Today, we’re going to play a little game. I’ve found the top five NY Times best sellers (hardcover fiction) and as they’re all titles I’ve never read or read the description of, they’re perfect for my little game. I’m going to take the titles (much like I did in my article about horrible books with great titles) and imagine a story based on those titles – then I’ll compare to the actual content of the books.
Gone Girl by Gillian Flynn
Well, I could be obvious and say ‘it’s about a girl who’s gone’. Well, I won’t. It’s about a girl who’s not gone, but her boyfriend, her co-worker and her “best friend” wishes she was. Therefore, they decide to hypnotise her into believing she is gone. While coldheartedly plotting against the girl who’s not gone, they form a strong friendship. Then she actually disappears.
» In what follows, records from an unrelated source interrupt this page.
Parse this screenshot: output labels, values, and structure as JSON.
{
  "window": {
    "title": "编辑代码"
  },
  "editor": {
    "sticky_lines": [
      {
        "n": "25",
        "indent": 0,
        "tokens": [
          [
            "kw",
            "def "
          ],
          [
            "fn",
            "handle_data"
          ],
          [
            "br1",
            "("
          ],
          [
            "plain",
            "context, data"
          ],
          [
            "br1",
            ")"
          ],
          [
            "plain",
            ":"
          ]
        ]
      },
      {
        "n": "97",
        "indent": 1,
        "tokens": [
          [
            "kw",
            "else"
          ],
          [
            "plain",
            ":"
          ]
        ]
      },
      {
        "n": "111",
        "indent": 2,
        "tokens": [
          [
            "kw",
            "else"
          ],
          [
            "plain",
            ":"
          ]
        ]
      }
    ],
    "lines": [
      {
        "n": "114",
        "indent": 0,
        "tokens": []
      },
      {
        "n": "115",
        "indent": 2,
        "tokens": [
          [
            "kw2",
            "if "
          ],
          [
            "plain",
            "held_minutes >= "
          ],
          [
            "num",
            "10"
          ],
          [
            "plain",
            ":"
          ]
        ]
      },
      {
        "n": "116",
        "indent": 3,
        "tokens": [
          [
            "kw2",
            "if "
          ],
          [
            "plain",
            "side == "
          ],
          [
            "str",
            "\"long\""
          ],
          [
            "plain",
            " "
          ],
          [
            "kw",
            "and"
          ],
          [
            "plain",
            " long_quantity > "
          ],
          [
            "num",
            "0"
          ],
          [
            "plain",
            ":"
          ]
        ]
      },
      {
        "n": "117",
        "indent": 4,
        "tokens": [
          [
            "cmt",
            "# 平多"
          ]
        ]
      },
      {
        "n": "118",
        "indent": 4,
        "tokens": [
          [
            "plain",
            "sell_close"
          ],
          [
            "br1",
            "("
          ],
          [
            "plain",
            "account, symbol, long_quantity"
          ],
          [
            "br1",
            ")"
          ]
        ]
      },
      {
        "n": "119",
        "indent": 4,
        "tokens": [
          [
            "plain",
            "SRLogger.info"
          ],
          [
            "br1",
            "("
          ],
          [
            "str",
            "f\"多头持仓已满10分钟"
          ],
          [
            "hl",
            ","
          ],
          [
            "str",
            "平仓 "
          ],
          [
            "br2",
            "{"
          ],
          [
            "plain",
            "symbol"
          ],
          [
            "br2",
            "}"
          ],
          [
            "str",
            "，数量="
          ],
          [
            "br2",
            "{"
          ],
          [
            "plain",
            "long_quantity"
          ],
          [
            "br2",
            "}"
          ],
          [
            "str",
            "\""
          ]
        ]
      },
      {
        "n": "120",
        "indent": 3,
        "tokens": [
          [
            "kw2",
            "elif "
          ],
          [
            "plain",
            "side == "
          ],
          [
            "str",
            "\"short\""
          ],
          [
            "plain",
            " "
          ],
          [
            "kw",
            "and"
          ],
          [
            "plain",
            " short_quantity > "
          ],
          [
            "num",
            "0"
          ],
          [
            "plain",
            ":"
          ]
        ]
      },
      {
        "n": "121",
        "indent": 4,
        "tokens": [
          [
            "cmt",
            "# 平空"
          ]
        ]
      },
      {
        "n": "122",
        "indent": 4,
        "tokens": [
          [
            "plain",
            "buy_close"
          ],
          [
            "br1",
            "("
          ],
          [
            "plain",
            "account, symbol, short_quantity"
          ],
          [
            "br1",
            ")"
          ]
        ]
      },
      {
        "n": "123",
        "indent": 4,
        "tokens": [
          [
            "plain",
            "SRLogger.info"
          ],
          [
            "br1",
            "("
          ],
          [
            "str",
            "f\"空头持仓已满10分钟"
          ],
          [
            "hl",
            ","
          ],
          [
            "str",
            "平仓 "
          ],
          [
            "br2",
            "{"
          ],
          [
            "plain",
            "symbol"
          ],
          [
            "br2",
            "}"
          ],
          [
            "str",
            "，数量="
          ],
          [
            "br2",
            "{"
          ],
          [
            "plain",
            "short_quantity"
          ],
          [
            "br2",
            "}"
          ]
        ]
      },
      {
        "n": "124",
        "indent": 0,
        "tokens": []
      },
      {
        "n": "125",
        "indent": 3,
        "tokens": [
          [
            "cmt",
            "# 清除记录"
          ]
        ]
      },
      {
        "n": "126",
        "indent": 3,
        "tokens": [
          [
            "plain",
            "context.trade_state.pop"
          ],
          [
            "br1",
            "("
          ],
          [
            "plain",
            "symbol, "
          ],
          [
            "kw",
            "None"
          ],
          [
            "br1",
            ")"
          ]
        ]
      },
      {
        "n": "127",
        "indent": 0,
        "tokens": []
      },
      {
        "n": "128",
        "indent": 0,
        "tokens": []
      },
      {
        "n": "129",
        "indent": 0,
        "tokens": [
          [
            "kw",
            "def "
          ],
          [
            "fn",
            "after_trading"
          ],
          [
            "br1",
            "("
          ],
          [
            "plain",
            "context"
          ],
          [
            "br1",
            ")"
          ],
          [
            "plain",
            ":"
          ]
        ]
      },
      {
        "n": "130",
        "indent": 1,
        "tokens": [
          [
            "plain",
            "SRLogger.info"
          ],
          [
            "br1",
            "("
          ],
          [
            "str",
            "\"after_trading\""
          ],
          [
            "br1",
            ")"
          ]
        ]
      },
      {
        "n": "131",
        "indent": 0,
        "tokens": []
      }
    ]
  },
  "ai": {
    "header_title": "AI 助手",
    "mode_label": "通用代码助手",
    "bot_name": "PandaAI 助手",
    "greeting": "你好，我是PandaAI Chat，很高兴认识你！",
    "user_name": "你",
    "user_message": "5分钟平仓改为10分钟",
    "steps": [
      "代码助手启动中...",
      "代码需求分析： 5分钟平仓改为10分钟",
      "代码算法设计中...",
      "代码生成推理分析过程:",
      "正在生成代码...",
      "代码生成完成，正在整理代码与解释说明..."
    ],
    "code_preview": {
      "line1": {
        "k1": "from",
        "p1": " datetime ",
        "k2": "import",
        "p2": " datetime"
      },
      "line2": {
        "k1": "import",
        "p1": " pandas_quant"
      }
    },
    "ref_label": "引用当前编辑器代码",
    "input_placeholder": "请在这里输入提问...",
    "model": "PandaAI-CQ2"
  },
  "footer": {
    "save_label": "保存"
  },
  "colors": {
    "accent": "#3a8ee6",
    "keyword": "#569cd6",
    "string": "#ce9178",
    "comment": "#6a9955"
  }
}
The Next Best Thing by Jennifer Weiner
This sounds like a chick-lit about true love and not settling for second best. That’s boring, though. It is really about a gang of thieves who want to earn quick cash so their best friend can get a new kidney. But they’re really smart, so they decide to steal the next best thing on display at the museum so as to not cause a big kerfuffle. During the story, they end up chased by the police anyway and realise they’ve accidentally stolen the best thing. Oopsie.
Wicked Business by Janet Evanovich
A crooked business man and his young cousin get into big trouble when they deal with a seemingly harmless old antiques dealer. Unfortunately, he’s actually a wizard and when he finds out they’ve cheated him, he curses them and they wake up as characters in the novel Wicked… hilarity ensues as the crooked business man and his cousin sets up a business to con all the characters of the novel.
Right, I’m really sorry about that one. I couldn’t think of anything but ‘Wicked’ when I saw the title. I’ll never do that again, promise.
Criminal by Karin Slaughter
I know you’re all thinking this is about a criminal. It isn’t. It’s about someone who’s not criminal who is accused of being criminal. He then has to clear his name along with an insane female cop who likes to break the rules for no apparent reason. The man who is not criminal but accused of being one ends up falling violently in love with a woman who is actually criminal and there’s a plot twist where he thinks his love interest is the one who set him up, but it’s really the insane cop and she did it because why not?
Bloodline by James Rollins
This is not a vampire novel. This is an epic tale (because who doesn’t like epic) about a family who is crazy obsessed with blood (see, the title is a pun – it’s a family and they like blood, so bloodline… eh? No? Sorry). The novel follows them for many, many years and even though this isn’t a vampire novel, everybody thinks they’re vampires and hunt and kill and fear the family, who just keeps on drinking blood. It’s a creepy story, really. In the end, everybody dies.
Now, before I reveal the actual plots, I encourage readers to go to the comments and tell me your thoughts on the titles before you read the descriptions. Let’s have fun with these titles.
The actual plots of the books:
Gone Girl by Gillian Flynn:
“A woman disappears on the day of her fifth anniversary; is her husband a killer?”
Comment: oh… I kind of got that one wrong, didn’t I?
The Next Best Thing by Jennifer Weiner:
“A young woman who moves to Hollywood to make it in television finds success, but her life remains complicated.”
Comment: that doesn’t even sound better than my story about the thieves who wants to steal to get their friend a kidney. They could’ve been lovers, you know, if that’d give it more best seller appeal.
Wicked business, by Janet Evanovich:
“The Salem, Mass., pastry chef Lizzy Tucker and her partner, Diesel, take up a quest for a powerful ancient relic.”
Comment: a pastry chef and someone named Diesel looking for an ancient relic? Sounds almost insane enough to be thought out by me. I like it. Pastry chef… that’s so random.
Criminal by Karin Slaughter:
Will Trent of the Georgia Bureau of Investigation and his supervisor, Amanda Wagner, confront mysteries from the past.
Comment: that is so vague. Might as well be ‘something dark has happened and stuff is wrong and then some people look at it’. I still think I was pretty much off the mark, though.
Bloodline by James Rollins:
A deadly rescue mission in the African jungle and a clinic bombing in South Carolina both reveal a dangerous conspiracy; a Sigma Force novel.
Comment: ha, ha, ha, ha, I couldn’t be further off the mark if I tried. Not really what I think when the title is ‘Bloodline’ but I guess that’s sort of a good thing.
So, what did you think of the titles? What are your ideas? If you could write a story based on these titles what would they be about? Tell me in the comments.
I’m probably going to continue this title game with other titles but maybe not in this format. I’m not entirely happy with it. Though, I’ll figure out a way to make it the way I want it to. Also, this article may be edited when I’m at a less sucky computer.